Okay, I'll write the last line first. This is one of the finest Schers ever, in refurbished sound that is much better than the original CD issue and as good as the LP.
Now, back to the first line. Scher is one of the warhorses. While writing this I began to wonder what made for a warhorse. There are over 44 listings for this piece in the Summer 1999 Opus. Every conductor imaginable has recorded it. In the case of Stokowski there are 6 commercial recordings and a couple live ones around. I read about the piece and was told that it really became popular when it was the music used for a ballet written in 1910 using this music. Stokowski first conducted it that year in Cincinnati. Why is it that pieces like this win audience approval so strong that it becomes a "warhorse"?

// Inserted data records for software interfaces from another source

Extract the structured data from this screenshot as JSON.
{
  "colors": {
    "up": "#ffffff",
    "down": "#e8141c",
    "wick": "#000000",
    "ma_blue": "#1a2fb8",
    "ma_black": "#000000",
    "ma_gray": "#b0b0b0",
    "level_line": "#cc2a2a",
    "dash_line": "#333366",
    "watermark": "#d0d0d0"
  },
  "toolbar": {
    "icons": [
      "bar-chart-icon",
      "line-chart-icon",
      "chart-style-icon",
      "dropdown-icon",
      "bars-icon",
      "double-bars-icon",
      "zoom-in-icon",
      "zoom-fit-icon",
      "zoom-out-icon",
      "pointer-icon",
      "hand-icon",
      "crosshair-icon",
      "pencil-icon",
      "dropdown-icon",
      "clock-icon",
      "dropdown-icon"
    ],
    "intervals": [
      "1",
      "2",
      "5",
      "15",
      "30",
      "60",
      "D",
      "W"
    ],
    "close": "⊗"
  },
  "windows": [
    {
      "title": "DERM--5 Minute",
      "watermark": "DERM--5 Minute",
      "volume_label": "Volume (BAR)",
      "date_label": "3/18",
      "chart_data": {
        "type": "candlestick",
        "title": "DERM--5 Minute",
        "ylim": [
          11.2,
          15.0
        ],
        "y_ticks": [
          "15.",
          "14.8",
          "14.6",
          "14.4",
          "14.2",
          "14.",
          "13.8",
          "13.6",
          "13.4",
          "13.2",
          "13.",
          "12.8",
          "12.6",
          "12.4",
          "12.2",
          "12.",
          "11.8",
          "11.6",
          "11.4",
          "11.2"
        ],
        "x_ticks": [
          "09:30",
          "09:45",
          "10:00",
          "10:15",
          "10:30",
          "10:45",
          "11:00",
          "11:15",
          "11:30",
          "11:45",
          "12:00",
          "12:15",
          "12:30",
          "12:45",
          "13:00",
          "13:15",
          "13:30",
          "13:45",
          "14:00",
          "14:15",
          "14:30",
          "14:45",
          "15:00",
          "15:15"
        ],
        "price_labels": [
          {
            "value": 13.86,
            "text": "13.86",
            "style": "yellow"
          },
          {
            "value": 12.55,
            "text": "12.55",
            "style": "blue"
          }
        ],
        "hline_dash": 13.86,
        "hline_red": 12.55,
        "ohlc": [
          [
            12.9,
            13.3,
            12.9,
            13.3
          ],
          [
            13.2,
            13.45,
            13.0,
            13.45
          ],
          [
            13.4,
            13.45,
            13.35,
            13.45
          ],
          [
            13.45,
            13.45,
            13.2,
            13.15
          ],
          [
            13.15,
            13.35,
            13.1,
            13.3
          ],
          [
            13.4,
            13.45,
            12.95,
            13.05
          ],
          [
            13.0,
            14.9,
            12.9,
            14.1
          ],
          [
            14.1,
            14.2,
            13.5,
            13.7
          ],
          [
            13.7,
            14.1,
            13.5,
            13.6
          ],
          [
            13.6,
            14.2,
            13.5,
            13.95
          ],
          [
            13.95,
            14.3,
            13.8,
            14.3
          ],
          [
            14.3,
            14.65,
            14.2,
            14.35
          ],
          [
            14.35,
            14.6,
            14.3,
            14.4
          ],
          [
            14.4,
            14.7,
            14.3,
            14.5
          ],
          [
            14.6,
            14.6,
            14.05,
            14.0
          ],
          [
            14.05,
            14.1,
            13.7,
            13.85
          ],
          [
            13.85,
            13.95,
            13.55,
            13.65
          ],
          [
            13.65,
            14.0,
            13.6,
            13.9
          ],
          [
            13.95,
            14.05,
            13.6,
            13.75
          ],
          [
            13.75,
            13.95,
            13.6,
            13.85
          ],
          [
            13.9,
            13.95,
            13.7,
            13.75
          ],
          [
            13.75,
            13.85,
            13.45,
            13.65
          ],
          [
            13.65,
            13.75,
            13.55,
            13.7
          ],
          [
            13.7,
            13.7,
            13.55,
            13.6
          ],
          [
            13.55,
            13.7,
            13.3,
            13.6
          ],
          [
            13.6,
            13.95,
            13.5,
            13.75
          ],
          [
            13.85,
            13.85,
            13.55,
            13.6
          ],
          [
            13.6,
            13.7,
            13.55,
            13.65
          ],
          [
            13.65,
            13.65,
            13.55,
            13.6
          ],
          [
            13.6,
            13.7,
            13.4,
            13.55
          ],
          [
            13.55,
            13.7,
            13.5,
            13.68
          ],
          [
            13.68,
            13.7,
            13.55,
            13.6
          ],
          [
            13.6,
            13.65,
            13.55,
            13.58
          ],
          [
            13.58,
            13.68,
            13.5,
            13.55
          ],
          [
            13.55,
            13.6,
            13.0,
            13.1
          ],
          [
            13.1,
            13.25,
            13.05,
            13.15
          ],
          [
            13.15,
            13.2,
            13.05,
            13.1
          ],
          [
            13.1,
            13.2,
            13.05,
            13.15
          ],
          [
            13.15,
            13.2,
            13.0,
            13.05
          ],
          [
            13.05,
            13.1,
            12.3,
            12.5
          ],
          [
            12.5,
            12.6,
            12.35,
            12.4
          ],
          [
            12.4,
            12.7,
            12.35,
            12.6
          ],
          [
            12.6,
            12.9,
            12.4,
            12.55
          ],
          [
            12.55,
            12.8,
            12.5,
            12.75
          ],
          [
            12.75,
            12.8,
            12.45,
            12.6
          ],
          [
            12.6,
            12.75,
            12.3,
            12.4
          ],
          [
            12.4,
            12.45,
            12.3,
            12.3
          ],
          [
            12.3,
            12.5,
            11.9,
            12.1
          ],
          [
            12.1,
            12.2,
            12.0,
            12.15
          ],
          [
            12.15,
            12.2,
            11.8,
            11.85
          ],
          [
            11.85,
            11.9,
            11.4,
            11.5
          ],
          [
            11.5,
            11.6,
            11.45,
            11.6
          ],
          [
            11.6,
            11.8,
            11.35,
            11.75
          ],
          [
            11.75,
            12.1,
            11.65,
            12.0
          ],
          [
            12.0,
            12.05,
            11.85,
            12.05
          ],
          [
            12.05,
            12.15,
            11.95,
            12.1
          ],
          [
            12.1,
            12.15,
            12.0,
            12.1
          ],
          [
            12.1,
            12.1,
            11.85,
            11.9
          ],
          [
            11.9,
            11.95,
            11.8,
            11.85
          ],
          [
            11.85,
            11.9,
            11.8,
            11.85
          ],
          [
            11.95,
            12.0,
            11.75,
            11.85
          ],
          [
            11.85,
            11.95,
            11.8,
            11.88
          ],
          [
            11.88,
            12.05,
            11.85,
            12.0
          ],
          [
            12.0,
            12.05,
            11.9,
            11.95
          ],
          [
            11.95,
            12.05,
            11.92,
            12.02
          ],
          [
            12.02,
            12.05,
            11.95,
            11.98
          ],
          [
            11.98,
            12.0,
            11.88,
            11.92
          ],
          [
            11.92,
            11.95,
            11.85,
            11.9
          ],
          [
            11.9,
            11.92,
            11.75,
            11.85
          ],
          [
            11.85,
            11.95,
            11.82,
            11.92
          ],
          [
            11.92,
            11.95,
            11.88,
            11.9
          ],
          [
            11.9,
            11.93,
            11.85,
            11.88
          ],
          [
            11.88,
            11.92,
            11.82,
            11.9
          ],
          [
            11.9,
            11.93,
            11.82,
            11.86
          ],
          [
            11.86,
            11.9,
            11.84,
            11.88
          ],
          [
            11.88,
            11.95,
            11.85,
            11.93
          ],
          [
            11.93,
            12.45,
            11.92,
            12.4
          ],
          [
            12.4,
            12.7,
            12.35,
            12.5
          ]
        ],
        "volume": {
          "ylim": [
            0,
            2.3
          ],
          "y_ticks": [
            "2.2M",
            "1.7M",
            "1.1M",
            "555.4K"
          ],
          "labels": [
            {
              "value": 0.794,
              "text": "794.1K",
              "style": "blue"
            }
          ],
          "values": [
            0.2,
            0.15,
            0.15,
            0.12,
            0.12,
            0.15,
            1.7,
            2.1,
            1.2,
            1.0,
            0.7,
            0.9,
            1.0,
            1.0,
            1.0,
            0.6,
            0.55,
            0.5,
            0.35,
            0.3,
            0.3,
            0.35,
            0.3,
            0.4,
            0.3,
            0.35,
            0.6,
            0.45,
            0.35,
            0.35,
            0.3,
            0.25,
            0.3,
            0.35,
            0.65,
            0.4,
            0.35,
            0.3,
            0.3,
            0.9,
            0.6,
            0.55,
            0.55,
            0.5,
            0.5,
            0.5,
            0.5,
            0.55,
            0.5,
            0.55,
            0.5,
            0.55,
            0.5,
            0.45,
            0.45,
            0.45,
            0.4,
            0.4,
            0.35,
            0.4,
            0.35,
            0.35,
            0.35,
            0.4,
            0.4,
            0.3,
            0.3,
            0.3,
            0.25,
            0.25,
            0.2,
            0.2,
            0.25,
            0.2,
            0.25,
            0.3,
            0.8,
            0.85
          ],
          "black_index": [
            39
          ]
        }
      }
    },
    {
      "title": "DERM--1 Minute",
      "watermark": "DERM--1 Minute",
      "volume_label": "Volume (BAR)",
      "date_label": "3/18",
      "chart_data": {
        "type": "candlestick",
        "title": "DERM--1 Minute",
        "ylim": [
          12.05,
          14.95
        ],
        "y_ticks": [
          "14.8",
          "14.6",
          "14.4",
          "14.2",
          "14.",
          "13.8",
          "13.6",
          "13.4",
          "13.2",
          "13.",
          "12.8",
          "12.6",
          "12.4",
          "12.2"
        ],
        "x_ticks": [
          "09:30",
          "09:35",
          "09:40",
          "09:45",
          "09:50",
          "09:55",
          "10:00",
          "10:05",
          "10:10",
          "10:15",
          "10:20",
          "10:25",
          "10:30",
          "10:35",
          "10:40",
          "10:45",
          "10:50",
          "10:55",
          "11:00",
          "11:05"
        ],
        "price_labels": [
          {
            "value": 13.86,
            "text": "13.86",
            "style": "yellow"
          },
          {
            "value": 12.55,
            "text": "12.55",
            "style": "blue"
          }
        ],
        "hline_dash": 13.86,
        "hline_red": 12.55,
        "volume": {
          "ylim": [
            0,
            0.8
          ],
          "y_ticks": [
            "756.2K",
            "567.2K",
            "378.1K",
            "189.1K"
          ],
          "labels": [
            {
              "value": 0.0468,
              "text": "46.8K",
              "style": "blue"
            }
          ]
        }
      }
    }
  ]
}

Well, if you listen to Beecham's recording the answer comes to you. Schéhérazade is chock full of memorable, catchy melodies, tunes, that it inculcates itself into people's heads. Beecham, more than Stokowski, captures the ballet essence of the music. You can put this disc on some evening, sit back and just enjoy the whole thing. The Sultan opens the discourse with duly threatening clouds, Scher, Staryk, is sweet toned and seductive. The remastered sound adds to the pleasure. The music is warm, just the right amount of reverb is in the sound, there is air around the music and the bass has a tactile sensation to it.
Now, I have to admit that Stokowski is my favorite conductor of Scher. His 1934 recording is a wallow (Cala 521). The portmanteau makes the whole thing sway to and fro enough to make many seasick. It is perverse, but I don't care. Stokowski treats the piece more like a concerto for orchestra than does Beecham. Now, the piece easily fits to either interpretation and we are talking here a matter of degree rather than kind. Still, there are so many lovely solo details when Stokowski conducts the work. The best "concerto" recording Stokowski made was with the Philharmonia, now on Testament 1139. In that recording Stokowski also had the finest Scher of the six he went into the studio with, Manoug Parikian (what nationality is that?). The recording lists the soloists in all the sections, not just the leader, and rightly so. Still, the best Schéhérazade of all is the 1964 recording Stokowski made with the London Symphony for the Phase-4 series. Frankly, the recording verges on X-rated it is so sensuous. That CD issue, however, is no longer available and if you have it you need to crank the treble way back to make it tolerable on the ear.
Moving right along, if you must have a digital version, the EMI issue with Mariss Jansons and the London Philharmonic captures a perfect middle ground between the ballet aspect and the concerto one. The recording is warm and details delicious. It is also coupled with an excellent Capricio Espagñole, (EMI 55227).
Back to this issue. To continue to praise the Beecham Scher would be redundant. My only reservation about this disc is the coupling. I cannot abide the Polovtsian Dances. I find them mundane. Here is a case where memorable tunes become a pain in memory's ear. If I find myself humming it I start slapping myself on the head muttering, "Get out! Get out!" Seriously, you may not have the aversion to the Borodin that I do and it is a popular piece. Any lover of Scher should own this disc.
Copyright © 1999, Robert Stumpf II